Over in Dhaka, the military rulers are still rather popular, as they have put an end to the Two-Begum Circus. Both of them were extremely corrupt, and in the case of Begum Zia, a fundamentalist bigot. Being rid of two such characters is, not surprisingly, a relief to the person on the street.
In Nepal, the Communists are carrying on with their usual little charades: pretending to be interested in elections, just so they can buy time to build up their armed power to eventually take over, line up their opponents and shoot them, just as all Communists have done whenever they came to power anywhere.
Now let’s move to that other stronghold of democracy in the Indian subcontinent, Bangalore. If Musharraf is a Three-Ring Barnum and Bailey Circus, namma own Deve Gowde is a most innovative Cirque du Soleil. The man is brilliant at coming up with new and unusual excuses for not vacating the chair. I particularly admire his chutzpah and epidermal fortitude. Most rhinoceroses would be put to shame.
The fact, to not put too fine a point on it, is that the JD(S) simply reneged on its agreement with its coalition partner, which they had done previously too. There must have been a number of calculations behind this behavior – and I can only conjecture about them. One is that Deve Gowda expected to get into an alliance with the Congress and continue to rule Karnataka. Another is that he expects to do well in a mid-term poll.
The third is that Deve Gowda is merely thumbing his nose at the BJP, telling them in so many words that they are paper tigers who can be betrayed at will. This should be cause for concern for the BJP, for such a perception, if it is widespread, spells ruin for it in various elections to come, including a possible national general election.

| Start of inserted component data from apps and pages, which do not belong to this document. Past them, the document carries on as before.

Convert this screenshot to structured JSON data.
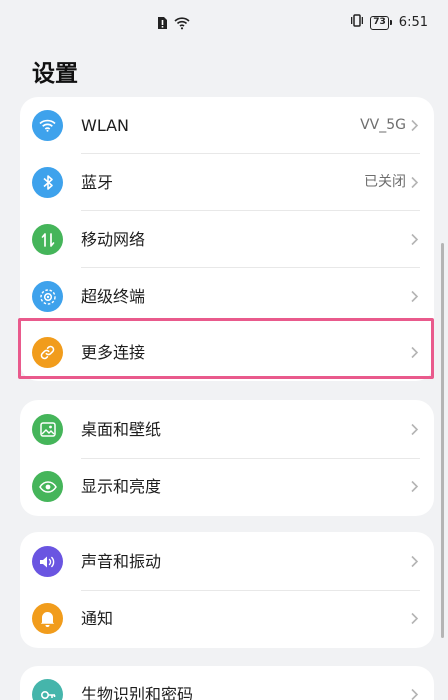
{
  "status_bar": {
    "time": "6:51",
    "battery": "73",
    "icons": [
      "sim-alert-icon",
      "wifi-icon",
      "vibrate-icon",
      "battery-icon"
    ]
  },
  "page": {
    "title": "设置"
  },
  "sections": [
    {
      "items": [
        {
          "label": "WLAN",
          "value": "VV_5G",
          "icon": "wifi-icon",
          "color": "#3ea2ec"
        },
        {
          "label": "蓝牙",
          "value": "已关闭",
          "icon": "bluetooth-icon",
          "color": "#3ea2ec"
        },
        {
          "label": "移动网络",
          "value": "",
          "icon": "mobile-data-icon",
          "color": "#45b55a"
        },
        {
          "label": "超级终端",
          "value": "",
          "icon": "super-device-icon",
          "color": "#3ea2ec"
        },
        {
          "label": "更多连接",
          "value": "",
          "icon": "link-icon",
          "color": "#f19c1c"
        }
      ]
    },
    {
      "items": [
        {
          "label": "桌面和壁纸",
          "value": "",
          "icon": "wallpaper-icon",
          "color": "#45b55a"
        },
        {
          "label": "显示和亮度",
          "value": "",
          "icon": "eye-icon",
          "color": "#45b55a"
        }
      ]
    },
    {
      "items": [
        {
          "label": "声音和振动",
          "value": "",
          "icon": "speaker-icon",
          "color": "#6a55e1"
        },
        {
          "label": "通知",
          "value": "",
          "icon": "bell-icon",
          "color": "#f19c1c"
        }
      ]
    },
    {
      "items": [
        {
          "label": "生物识别和密码",
          "value": "",
          "icon": "key-icon",
          "color": "#45b5ab"
        }
      ]
    }
  ],
  "highlight": {
    "target": "更多连接",
    "color": "#e95a8c"
  }
}
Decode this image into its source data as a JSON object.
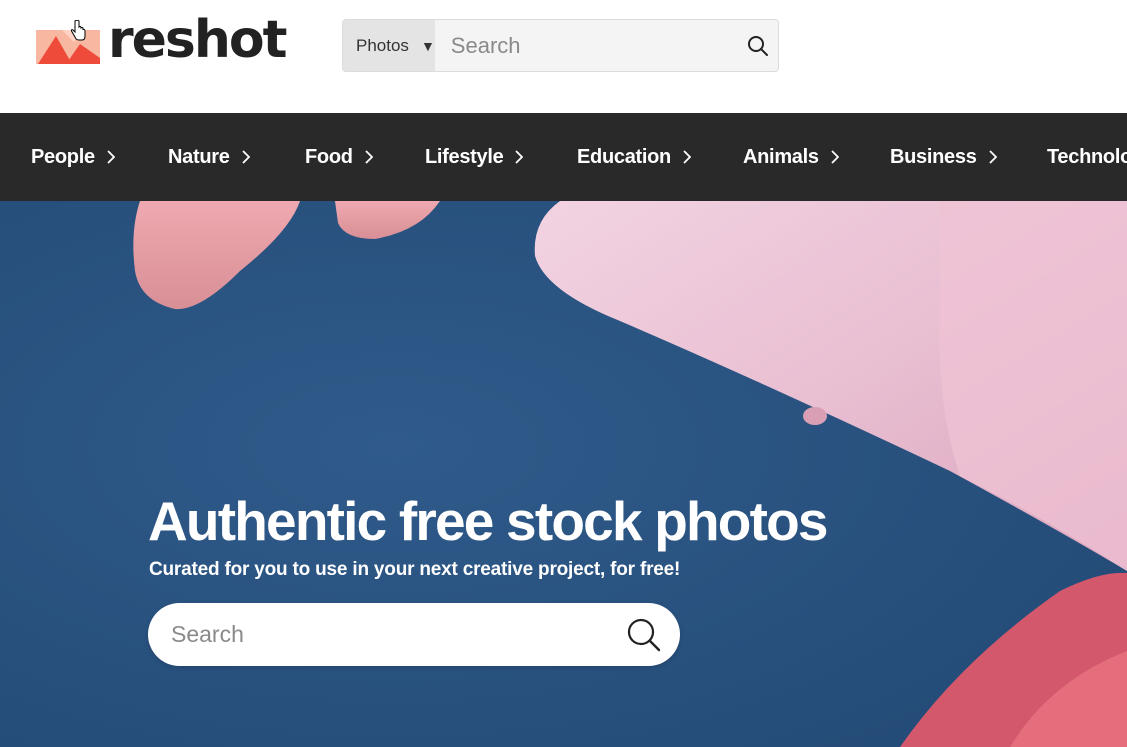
{
  "brand": {
    "name": "reshot",
    "logo_colors": [
      "#f7b7a0",
      "#ef4b3a",
      "#ffd2c4"
    ]
  },
  "header_search": {
    "type_selected": "Photos",
    "placeholder": "Search",
    "icon": "search-icon"
  },
  "nav": {
    "items": [
      {
        "label": "People"
      },
      {
        "label": "Nature"
      },
      {
        "label": "Food"
      },
      {
        "label": "Lifestyle"
      },
      {
        "label": "Education"
      },
      {
        "label": "Animals"
      },
      {
        "label": "Business"
      },
      {
        "label": "Technolo"
      }
    ],
    "chevron_icon": "chevron-right-icon"
  },
  "hero": {
    "title": "Authentic free stock photos",
    "subtitle": "Curated for you to use in your next creative project, for free!",
    "search_placeholder": "Search",
    "background_color": "#2c5282"
  },
  "colors": {
    "nav_bg": "#292929",
    "text_dark": "#222222"
  }
}
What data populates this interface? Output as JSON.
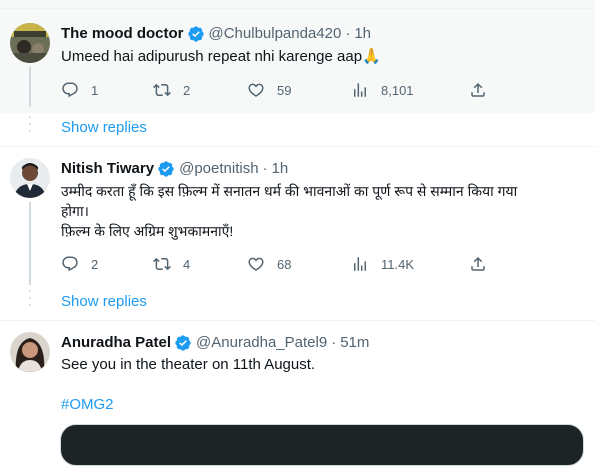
{
  "tweets": [
    {
      "name": "The mood doctor",
      "handle": "@Chulbulpanda420",
      "time": "1h",
      "text_lines": [
        "Umeed hai adipurush repeat nhi karenge aap🙏"
      ],
      "stats": {
        "replies": "1",
        "retweets": "2",
        "likes": "59",
        "views": "8,101"
      },
      "show_replies": "Show replies"
    },
    {
      "name": "Nitish Tiwary",
      "handle": "@poetnitish",
      "time": "1h",
      "text_lines": [
        "उम्मीद करता हूँ कि इस फ़िल्म में सनातन धर्म की भावनाओं का पूर्ण रूप से सम्मान किया गया",
        "होगा।",
        "फ़िल्म के लिए अग्रिम शुभकामनाएँ!"
      ],
      "stats": {
        "replies": "2",
        "retweets": "4",
        "likes": "68",
        "views": "11.4K"
      },
      "show_replies": "Show replies"
    },
    {
      "name": "Anuradha Patel",
      "handle": "@Anuradha_Patel9",
      "time": "51m",
      "text_lines": [
        "See you in the theater on 11th August."
      ],
      "hashtag": "#OMG2"
    }
  ],
  "separator": "·",
  "icons": {
    "verified": "verified-badge-icon",
    "reply": "reply-icon",
    "retweet": "retweet-icon",
    "like": "heart-icon",
    "views": "views-icon",
    "share": "share-icon"
  },
  "colors": {
    "accent": "#1d9bf0",
    "secondary_text": "#536471",
    "divider": "#eff3f4"
  }
}
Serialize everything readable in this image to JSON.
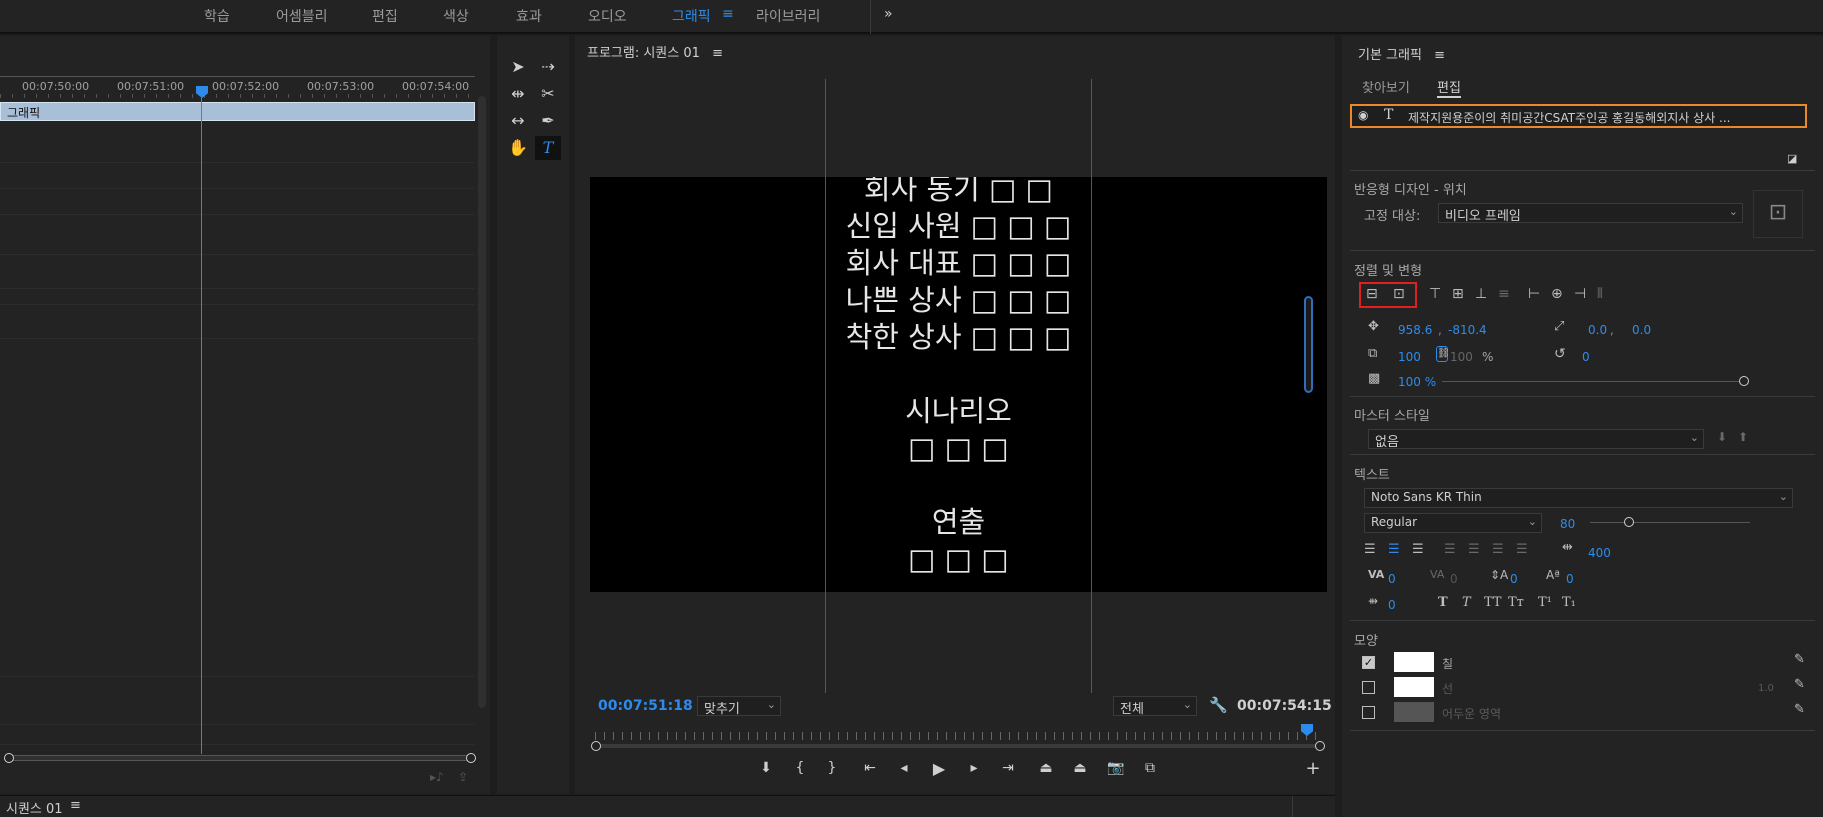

The final, and most damaging, possibility is that Deve Gowda expects that there will be no negative consequences to his actions because the public is an ass. Such a person who cavalierly abandons any commitment expects to brazenly go to the hustings and make promises galore. This implies complete contempt for the intelligence, not to speak of the memory, of the masses. This level of derision is a very poor advertisement for the peculiar animal known as ‘democracy’ that prevails in India.
The UPA has been especially responsible for the perversion of democratic ideals in India. I am beginning to forget the list of elections they have messed with: Jharkhand, Goa, Bihar… There is a sense that the Congress’s definition of “democracy” is close to a dictatorship, just as its ally the Communists have defined “democracy” as “one man, one vote, one time”. Add to the volatile mix regional parties which often have a single-point agenda: of hijacking the national interest for their own, narrow, regional interests.
India, and its neighbors, are giving democracy a bad name. Or maybe not. In none of these nations has democracy been anything more than a charade and a hoax. The correct name for what goes on is “kleptocracy” – rule by thieves. Or perhaps it is even “kakistocracy” – rule by the very worst possible people.
October 8, 2007
Reflections on Gandhi’s relevance
Rajeev Srinivasan on the value of Gandhian ideals today
Every year, on October 2nd, a few images of Mahatma Gandhi are trotted out, pious homilies are delivered by the usual suspects, “raghupathi-raghava-rajaram” is chanted desultorily by bored schoolchildren, and that’s that. For the other 364 days, Gandhi quietly gathers dust in a closet. This must be the fate of prophets, except for the few lucky ones: they are turned into little tin gods, and they turn over in their graves, so to speak, as everything they held dear is perverted by scheming camp-followers.